Try it -
Below are records; copy every line in them that holds the word "Rooms".

Records from a data source
# # #

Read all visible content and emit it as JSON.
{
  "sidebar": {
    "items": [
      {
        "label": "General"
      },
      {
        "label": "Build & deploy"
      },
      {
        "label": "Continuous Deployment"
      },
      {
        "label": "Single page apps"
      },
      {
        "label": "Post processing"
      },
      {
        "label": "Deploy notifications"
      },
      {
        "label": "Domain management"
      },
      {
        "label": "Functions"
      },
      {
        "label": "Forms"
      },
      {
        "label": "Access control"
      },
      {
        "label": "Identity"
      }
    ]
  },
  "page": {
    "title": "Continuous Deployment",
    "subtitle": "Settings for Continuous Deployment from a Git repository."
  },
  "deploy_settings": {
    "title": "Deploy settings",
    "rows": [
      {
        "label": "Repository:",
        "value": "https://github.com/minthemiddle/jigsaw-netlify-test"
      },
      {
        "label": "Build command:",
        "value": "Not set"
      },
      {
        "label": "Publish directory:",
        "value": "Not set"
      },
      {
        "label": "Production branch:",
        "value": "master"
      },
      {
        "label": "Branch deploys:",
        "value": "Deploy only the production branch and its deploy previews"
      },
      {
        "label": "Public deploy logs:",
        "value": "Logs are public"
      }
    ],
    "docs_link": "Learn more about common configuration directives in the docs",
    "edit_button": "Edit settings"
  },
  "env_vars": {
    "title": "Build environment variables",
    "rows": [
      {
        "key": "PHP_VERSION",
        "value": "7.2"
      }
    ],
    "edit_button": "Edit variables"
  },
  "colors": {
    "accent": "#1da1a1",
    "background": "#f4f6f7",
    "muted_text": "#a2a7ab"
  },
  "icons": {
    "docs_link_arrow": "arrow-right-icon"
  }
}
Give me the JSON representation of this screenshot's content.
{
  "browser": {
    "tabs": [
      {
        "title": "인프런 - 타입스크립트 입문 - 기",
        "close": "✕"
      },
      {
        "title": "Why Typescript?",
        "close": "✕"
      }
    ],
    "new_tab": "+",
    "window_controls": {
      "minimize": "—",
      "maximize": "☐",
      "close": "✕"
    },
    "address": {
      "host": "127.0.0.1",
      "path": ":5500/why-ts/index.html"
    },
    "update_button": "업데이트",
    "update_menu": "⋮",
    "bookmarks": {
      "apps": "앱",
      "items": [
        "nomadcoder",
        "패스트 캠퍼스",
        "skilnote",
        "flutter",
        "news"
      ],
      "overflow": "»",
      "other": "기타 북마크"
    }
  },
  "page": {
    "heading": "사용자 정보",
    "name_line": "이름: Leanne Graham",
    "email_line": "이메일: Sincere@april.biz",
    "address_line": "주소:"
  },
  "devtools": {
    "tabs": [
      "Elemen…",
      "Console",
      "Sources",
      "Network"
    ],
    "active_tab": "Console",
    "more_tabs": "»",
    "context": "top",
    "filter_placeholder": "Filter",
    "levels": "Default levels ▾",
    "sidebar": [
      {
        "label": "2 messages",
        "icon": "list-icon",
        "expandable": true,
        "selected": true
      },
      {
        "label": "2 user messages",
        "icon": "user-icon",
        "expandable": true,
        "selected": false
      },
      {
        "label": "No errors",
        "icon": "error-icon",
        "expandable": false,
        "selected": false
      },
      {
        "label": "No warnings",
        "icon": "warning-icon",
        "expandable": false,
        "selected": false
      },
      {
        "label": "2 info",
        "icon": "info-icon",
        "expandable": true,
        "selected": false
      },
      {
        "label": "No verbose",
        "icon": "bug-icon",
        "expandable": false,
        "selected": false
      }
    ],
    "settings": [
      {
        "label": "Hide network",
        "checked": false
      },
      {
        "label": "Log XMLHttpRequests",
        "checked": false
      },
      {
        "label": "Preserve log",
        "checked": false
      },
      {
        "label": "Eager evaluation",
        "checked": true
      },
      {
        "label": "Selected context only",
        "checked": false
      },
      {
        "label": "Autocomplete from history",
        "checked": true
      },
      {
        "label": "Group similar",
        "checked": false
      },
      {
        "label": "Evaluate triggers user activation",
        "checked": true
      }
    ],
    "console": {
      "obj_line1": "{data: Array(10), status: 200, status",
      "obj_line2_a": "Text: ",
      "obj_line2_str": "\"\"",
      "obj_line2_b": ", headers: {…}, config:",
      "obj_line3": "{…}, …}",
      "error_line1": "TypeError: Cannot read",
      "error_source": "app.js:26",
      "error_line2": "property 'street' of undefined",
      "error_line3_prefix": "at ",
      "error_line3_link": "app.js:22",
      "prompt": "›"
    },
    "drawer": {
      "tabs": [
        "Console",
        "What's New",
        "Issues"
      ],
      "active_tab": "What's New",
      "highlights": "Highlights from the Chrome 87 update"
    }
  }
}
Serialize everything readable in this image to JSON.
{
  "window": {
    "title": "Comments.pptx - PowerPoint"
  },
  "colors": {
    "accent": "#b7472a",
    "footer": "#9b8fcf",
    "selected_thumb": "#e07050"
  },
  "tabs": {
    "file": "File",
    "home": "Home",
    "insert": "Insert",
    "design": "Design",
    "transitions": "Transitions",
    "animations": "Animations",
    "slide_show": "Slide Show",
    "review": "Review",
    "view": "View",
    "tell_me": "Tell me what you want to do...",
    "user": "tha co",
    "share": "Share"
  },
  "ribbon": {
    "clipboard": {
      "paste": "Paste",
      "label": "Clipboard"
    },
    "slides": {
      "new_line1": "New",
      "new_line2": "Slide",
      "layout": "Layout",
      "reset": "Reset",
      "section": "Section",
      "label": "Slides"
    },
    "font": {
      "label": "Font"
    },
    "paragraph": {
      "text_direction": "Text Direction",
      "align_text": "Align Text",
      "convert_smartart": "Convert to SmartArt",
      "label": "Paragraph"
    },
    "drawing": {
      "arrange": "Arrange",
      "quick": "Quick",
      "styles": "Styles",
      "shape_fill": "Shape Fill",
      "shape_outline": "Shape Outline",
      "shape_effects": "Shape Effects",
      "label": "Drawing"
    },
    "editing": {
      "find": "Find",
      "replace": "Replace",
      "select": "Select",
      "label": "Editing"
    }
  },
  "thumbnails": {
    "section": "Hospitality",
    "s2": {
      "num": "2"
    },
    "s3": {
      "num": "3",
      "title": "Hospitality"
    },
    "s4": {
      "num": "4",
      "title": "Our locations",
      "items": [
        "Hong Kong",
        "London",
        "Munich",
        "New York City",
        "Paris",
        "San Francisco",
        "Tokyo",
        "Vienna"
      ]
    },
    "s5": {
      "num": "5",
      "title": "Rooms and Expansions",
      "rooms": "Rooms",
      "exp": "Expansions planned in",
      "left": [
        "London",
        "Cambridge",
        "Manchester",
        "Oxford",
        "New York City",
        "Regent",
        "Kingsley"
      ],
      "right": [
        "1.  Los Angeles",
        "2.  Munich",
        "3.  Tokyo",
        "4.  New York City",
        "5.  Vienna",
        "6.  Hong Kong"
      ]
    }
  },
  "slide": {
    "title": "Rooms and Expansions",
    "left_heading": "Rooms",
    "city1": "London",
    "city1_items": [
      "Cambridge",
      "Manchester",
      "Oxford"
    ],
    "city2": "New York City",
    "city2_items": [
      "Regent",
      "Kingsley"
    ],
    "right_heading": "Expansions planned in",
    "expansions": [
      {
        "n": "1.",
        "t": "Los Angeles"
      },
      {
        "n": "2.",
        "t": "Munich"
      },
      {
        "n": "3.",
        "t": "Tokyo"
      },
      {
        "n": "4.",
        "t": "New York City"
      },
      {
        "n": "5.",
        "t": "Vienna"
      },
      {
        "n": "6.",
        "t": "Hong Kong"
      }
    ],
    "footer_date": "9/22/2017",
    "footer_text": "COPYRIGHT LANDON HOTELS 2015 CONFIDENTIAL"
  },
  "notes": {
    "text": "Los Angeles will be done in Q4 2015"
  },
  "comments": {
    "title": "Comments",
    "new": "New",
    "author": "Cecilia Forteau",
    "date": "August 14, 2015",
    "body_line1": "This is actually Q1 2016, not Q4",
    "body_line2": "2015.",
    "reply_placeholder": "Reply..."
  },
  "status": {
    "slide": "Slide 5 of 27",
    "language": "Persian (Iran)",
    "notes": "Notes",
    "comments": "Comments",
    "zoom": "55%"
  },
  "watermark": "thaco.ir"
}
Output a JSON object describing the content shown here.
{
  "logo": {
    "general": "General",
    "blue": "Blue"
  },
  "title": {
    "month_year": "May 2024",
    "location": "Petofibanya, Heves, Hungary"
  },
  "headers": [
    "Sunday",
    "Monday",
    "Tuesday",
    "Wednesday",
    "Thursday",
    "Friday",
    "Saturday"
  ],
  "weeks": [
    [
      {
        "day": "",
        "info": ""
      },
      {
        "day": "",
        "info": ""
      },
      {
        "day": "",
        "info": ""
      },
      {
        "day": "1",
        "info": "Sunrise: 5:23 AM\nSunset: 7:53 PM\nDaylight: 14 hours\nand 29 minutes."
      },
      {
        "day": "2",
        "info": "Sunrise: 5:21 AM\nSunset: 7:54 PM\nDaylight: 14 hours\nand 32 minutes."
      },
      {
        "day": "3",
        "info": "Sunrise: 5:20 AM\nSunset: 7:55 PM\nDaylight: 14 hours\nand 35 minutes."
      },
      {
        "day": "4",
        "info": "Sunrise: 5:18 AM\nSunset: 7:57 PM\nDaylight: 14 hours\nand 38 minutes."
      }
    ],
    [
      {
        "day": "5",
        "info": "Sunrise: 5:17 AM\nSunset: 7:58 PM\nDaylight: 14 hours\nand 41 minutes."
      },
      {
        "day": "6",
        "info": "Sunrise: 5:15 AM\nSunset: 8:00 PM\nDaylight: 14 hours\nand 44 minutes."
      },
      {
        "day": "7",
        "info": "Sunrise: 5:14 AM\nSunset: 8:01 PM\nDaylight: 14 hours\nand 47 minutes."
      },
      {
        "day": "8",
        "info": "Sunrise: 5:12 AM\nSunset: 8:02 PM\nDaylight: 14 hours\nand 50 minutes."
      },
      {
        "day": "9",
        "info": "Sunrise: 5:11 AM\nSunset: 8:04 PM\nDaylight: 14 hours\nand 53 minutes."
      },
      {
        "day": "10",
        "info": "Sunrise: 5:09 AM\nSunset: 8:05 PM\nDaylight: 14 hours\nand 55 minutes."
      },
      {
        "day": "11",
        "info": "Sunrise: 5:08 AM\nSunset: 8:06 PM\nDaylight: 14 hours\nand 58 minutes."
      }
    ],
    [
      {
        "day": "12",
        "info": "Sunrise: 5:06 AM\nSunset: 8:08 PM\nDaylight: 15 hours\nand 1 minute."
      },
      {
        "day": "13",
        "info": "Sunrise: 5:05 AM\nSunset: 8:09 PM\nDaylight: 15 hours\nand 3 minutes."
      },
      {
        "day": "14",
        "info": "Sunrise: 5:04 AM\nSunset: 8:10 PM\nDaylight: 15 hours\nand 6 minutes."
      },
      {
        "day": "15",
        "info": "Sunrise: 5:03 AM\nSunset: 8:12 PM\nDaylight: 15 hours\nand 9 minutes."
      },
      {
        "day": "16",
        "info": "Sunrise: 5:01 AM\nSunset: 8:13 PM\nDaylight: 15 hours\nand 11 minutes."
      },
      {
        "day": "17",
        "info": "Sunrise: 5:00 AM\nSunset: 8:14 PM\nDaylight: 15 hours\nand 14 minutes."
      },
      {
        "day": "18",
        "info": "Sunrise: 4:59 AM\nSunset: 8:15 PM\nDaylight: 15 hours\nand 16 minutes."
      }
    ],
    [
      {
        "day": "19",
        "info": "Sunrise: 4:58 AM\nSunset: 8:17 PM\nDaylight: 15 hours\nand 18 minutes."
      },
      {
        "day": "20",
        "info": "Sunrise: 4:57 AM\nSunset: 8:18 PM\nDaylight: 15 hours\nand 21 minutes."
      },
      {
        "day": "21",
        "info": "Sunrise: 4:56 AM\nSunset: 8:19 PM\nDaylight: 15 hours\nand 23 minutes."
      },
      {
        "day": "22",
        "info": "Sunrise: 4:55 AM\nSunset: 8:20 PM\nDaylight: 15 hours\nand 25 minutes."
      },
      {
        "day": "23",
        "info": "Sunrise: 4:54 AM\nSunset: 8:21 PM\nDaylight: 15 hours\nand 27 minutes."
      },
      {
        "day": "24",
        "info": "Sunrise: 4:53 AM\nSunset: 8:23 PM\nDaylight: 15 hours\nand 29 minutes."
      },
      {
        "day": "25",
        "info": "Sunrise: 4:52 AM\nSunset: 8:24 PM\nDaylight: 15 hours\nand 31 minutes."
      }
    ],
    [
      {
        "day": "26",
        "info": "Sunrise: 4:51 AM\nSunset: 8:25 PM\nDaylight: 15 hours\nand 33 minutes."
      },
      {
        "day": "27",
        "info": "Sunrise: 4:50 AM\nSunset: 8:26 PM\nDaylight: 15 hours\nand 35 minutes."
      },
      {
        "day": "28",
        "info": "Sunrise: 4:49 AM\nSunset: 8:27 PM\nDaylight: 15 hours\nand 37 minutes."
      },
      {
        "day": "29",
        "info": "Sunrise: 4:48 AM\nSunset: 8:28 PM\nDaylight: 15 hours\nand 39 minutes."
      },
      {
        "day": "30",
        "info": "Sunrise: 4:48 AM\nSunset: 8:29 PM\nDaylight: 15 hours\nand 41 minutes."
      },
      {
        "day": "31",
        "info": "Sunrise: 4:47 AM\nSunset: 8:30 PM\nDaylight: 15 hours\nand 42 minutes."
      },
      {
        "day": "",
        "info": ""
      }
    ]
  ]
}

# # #

Result below -
      "title": "Rooms and Expansions",
      "rooms": "Rooms",
    "title": "Rooms and Expansions",
    "left_heading": "Rooms",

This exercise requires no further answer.